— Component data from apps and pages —
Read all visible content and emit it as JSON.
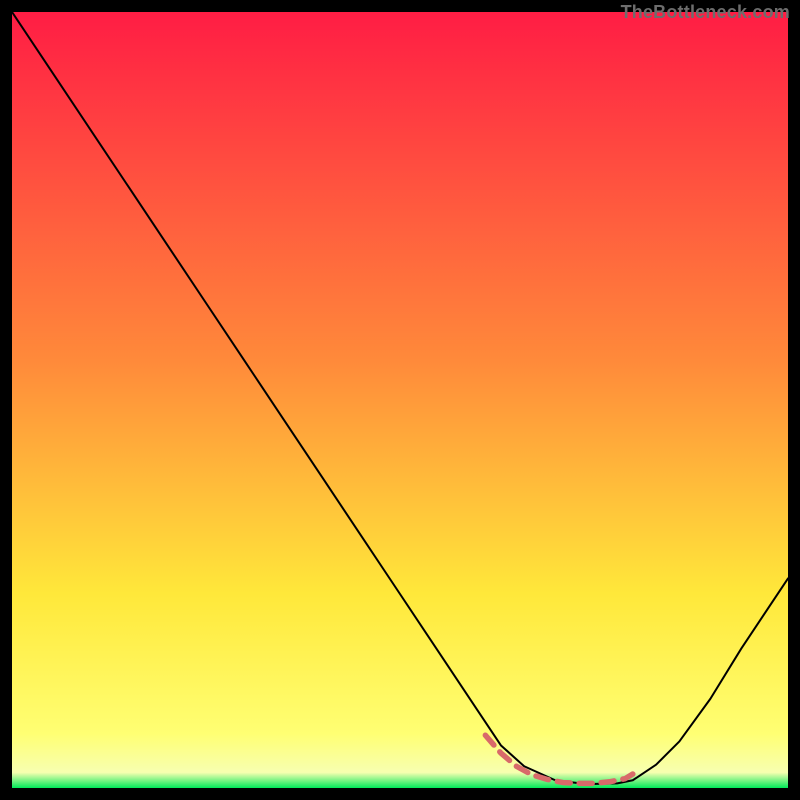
{
  "credit": {
    "text": "TheBottleneck.com"
  },
  "chart_data": {
    "type": "line",
    "title": "",
    "xlabel": "",
    "ylabel": "",
    "xlim": [
      0,
      100
    ],
    "ylim": [
      0,
      100
    ],
    "background_gradient": {
      "stops": [
        {
          "offset": 0.0,
          "color": "#ff1d44"
        },
        {
          "offset": 0.45,
          "color": "#ff8a3a"
        },
        {
          "offset": 0.75,
          "color": "#ffe83a"
        },
        {
          "offset": 0.93,
          "color": "#ffff73"
        },
        {
          "offset": 0.98,
          "color": "#f7ffb0"
        },
        {
          "offset": 1.0,
          "color": "#00e859"
        }
      ]
    },
    "series": [
      {
        "name": "bottleneck-curve",
        "color": "#000000",
        "width": 2,
        "x": [
          0,
          5,
          10,
          15,
          20,
          25,
          30,
          35,
          40,
          45,
          50,
          55,
          60,
          63,
          66,
          70,
          74,
          78,
          80,
          83,
          86,
          90,
          94,
          100
        ],
        "y": [
          100,
          92.5,
          85,
          77.5,
          70,
          62.5,
          55,
          47.5,
          40,
          32.5,
          25,
          17.5,
          10,
          5.5,
          2.8,
          1.0,
          0.5,
          0.6,
          1.0,
          3.0,
          6.0,
          11.5,
          18,
          27
        ]
      }
    ],
    "annotations": [
      {
        "name": "highlight-dashes",
        "kind": "dashed-outline",
        "color": "#d86a6a",
        "width": 5.5,
        "dash": "13 9",
        "x": [
          61,
          63,
          65,
          67,
          69,
          71,
          73,
          75,
          77,
          79,
          80
        ],
        "y": [
          6.8,
          4.5,
          2.8,
          1.7,
          1.1,
          0.7,
          0.6,
          0.6,
          0.8,
          1.2,
          1.8
        ]
      }
    ]
  }
}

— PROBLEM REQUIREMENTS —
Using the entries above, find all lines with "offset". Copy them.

— WRITTEN SOLUTION —
          "offset": 0.0,
          "offset": 0.45,
          "offset": 0.75,
          "offset": 0.93,
          "offset": 0.98,
          "offset": 1.0,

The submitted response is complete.